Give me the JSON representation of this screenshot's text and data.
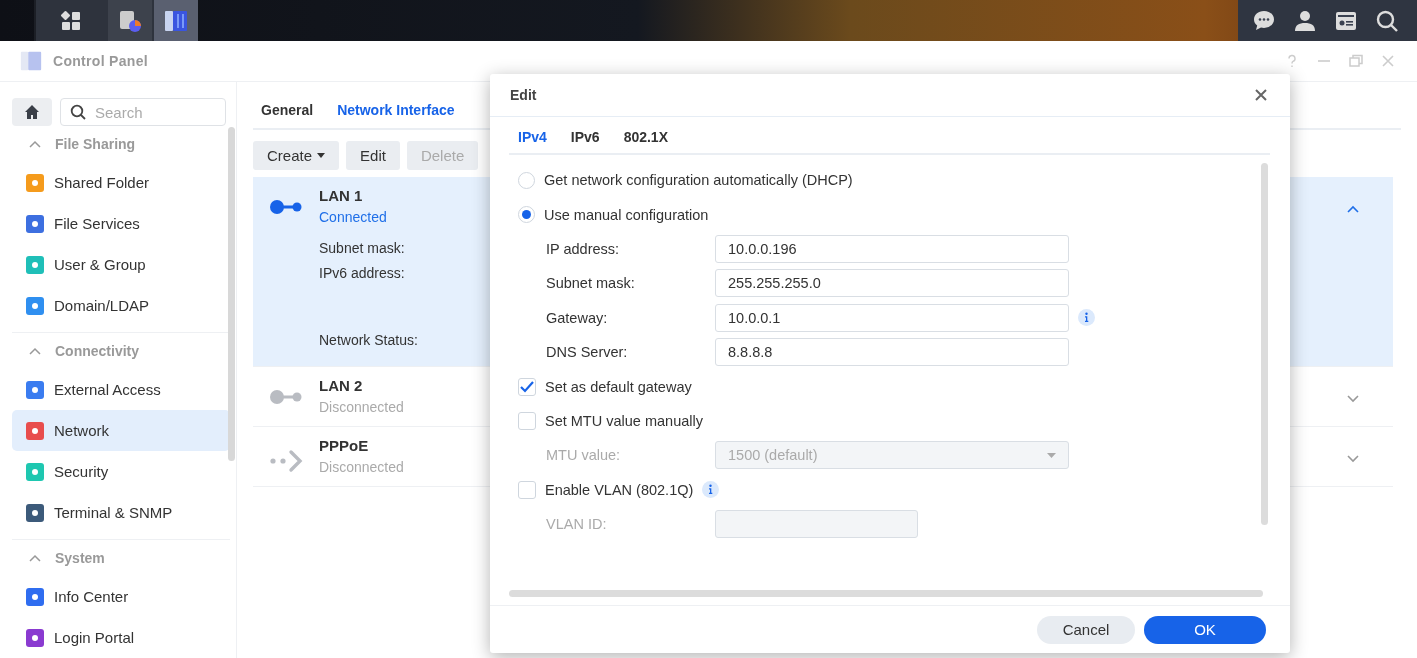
{
  "taskbar": {
    "left": [
      {
        "selected": false
      },
      {
        "selected": false
      },
      {
        "selected": true
      }
    ]
  },
  "window": {
    "title": "Control Panel"
  },
  "sidebar": {
    "search": {
      "placeholder": "Search"
    },
    "sections": [
      {
        "title": "File Sharing",
        "expanded": true,
        "items": [
          {
            "label": "Shared Folder",
            "selected": false
          },
          {
            "label": "File Services",
            "selected": false
          },
          {
            "label": "User & Group",
            "selected": false
          },
          {
            "label": "Domain/LDAP",
            "selected": false
          }
        ]
      },
      {
        "title": "Connectivity",
        "expanded": true,
        "items": [
          {
            "label": "External Access",
            "selected": false
          },
          {
            "label": "Network",
            "selected": true
          },
          {
            "label": "Security",
            "selected": false
          },
          {
            "label": "Terminal & SNMP",
            "selected": false
          }
        ]
      },
      {
        "title": "System",
        "expanded": true,
        "items": [
          {
            "label": "Info Center",
            "selected": false
          },
          {
            "label": "Login Portal",
            "selected": false
          }
        ]
      }
    ]
  },
  "tabs": [
    {
      "label": "General",
      "selected": false
    },
    {
      "label": "Network Interface",
      "selected": true
    }
  ],
  "toolbar": [
    {
      "label": "Create",
      "kind": "menu",
      "disabled": false
    },
    {
      "label": "Edit",
      "kind": "plain",
      "disabled": false
    },
    {
      "label": "Delete",
      "kind": "plain",
      "disabled": true
    }
  ],
  "interfaces": [
    {
      "name": "LAN 1",
      "kind": "lan",
      "status": "Connected",
      "connected": true,
      "selected": true,
      "expanded": true,
      "details": [
        "Subnet mask:",
        "IPv6 address:",
        "Network Status:"
      ]
    },
    {
      "name": "LAN 2",
      "kind": "lan",
      "status": "Disconnected",
      "connected": false,
      "selected": false,
      "expanded": false
    },
    {
      "name": "PPPoE",
      "kind": "pppoe",
      "status": "Disconnected",
      "connected": false,
      "selected": false,
      "expanded": false
    }
  ],
  "dialog": {
    "title": "Edit",
    "tabs": [
      {
        "label": "IPv4",
        "selected": true
      },
      {
        "label": "IPv6",
        "selected": false
      },
      {
        "label": "802.1X",
        "selected": false
      }
    ],
    "rows": [
      {
        "kind": "radio",
        "label": "Get network configuration automatically (DHCP)",
        "selected": false
      },
      {
        "kind": "radio",
        "label": "Use manual configuration",
        "selected": true
      },
      {
        "kind": "field",
        "label": "IP address:",
        "value": "10.0.0.196",
        "disabled": false,
        "info": false,
        "narrow": false
      },
      {
        "kind": "field",
        "label": "Subnet mask:",
        "value": "255.255.255.0",
        "disabled": false,
        "info": false,
        "narrow": false
      },
      {
        "kind": "field",
        "label": "Gateway:",
        "value": "10.0.0.1",
        "disabled": false,
        "info": true,
        "narrow": false
      },
      {
        "kind": "field",
        "label": "DNS Server:",
        "value": "8.8.8.8",
        "disabled": false,
        "info": false,
        "narrow": false
      },
      {
        "kind": "checkbox",
        "label": "Set as default gateway",
        "checked": true,
        "info": false
      },
      {
        "kind": "checkbox",
        "label": "Set MTU value manually",
        "checked": false,
        "info": false
      },
      {
        "kind": "select",
        "label": "MTU value:",
        "value": "1500 (default)",
        "disabled": true
      },
      {
        "kind": "checkbox",
        "label": "Enable VLAN (802.1Q)",
        "checked": false,
        "info": true
      },
      {
        "kind": "field",
        "label": "VLAN ID:",
        "disabled": true,
        "info": false,
        "narrow": true
      }
    ],
    "buttons": [
      {
        "label": "Cancel",
        "kind": "secondary"
      },
      {
        "label": "OK",
        "kind": "primary"
      }
    ]
  }
}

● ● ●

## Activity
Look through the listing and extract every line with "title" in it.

## Your response
    "title": "Control Panel"
        "title": "File Sharing",
        "title": "Connectivity",
        "title": "System",
    "title": "Edit",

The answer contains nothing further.